EXERCISE DETAILS:
Scanning the listing below, tally every line where the string "value" shows up, then state the count alone.
:::::
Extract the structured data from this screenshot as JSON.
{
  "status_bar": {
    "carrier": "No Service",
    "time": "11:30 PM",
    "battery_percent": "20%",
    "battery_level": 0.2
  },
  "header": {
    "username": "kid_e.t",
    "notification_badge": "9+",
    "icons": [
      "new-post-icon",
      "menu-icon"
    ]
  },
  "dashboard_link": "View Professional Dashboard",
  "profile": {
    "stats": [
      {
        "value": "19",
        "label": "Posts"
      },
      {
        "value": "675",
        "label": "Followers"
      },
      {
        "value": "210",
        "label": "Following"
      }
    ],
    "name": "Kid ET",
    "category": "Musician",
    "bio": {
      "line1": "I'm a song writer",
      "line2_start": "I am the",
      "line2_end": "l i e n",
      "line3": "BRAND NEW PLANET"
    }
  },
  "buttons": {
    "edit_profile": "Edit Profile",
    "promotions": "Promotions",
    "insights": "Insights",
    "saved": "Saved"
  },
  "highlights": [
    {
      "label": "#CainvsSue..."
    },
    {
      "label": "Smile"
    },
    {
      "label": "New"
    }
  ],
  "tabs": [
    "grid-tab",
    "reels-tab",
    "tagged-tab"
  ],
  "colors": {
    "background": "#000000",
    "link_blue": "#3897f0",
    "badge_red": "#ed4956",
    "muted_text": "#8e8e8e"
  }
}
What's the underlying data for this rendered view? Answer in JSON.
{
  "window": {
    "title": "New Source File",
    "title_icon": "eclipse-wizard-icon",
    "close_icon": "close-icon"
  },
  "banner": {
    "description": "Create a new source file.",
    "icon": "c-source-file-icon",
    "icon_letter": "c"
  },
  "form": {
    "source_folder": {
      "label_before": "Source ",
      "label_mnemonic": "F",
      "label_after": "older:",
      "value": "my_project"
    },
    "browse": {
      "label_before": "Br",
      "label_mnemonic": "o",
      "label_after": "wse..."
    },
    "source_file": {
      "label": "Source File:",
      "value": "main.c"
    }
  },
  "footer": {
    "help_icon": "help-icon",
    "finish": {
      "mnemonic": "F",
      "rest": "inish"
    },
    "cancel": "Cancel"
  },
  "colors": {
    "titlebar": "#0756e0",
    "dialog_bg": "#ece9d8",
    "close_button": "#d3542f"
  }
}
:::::
SOLVED PROBLEM:
5